The bill, if passed, would require cell phone carriers in Michigan to release location information to police in the event of an emergency.
In short, according to this House Fiscal Agency analysis, the bill does this:
- Require a wireless carrier to provide location information on a wireless device to a law enforcement officer upon request in certain emergency conditions. - Provide civil and criminal immunity to a wireless carrier that responds to the request for device location information. - Make it a misdemeanor offense for a law enforcement officer to use the new act to obtain device location information for personal use or gain.
The bill seemed good to go in the State House, but there has been some pushback from several of the state representatives.
MLive's Capitol reporter Jonathon Oosting says late last week, freshmen lawmakers Todd Courser, R-Lapeer, and Cindy Gamrat, R-Allegan, held up the legislation based on some privacy concerns.
“I think that is kind of a logical concern with a bill like this, because it would allow police to obtain information without a warrant,” said Oosting.
Courser and Gamrat are looking at amendments that would address these privacy concerns. One would require police to tell somebody if their cell phone location information had been disclosed within 48 hours. Another would require that a warrant be obtained first.
“If there’s one issue that’s going to hold up passage, it could be that warrant issue because the whole point of the bill is to be able to do this without a warrant,” said Oosting.
The ACLU has weighed in as well. The ACLU supports an amendment that would outline clear punishment for people who access the information without a clear emergency.
The bill’s sponsor makes it clear that the information obtained from the phone would only be GPS coordinates. Police would not be allowed to see text messages or other information.
Other states have passed similar legislation known as “Kelsey Smith Laws.” More background from the House Fiscal Agency:

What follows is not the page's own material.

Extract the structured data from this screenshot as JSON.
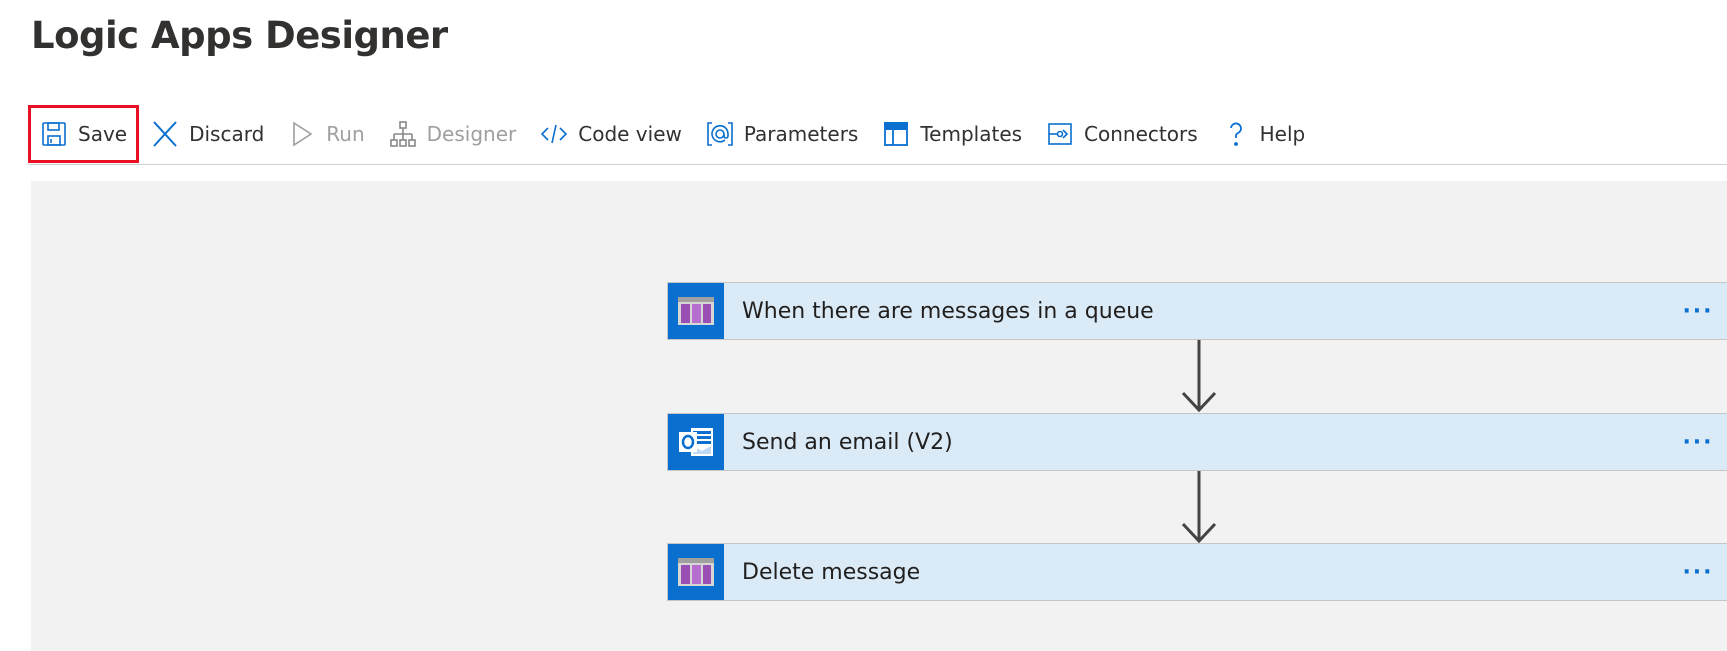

Several other states have adopted such "Kelsey Smith Laws," named for a Missouri case where a young woman from Missouri was murdered after being abducted from a store parking lot. After multiple requests over several days, her cell phone carrier eventually released information indicating the current location of her phone. Her body was located one hour after the release of the information.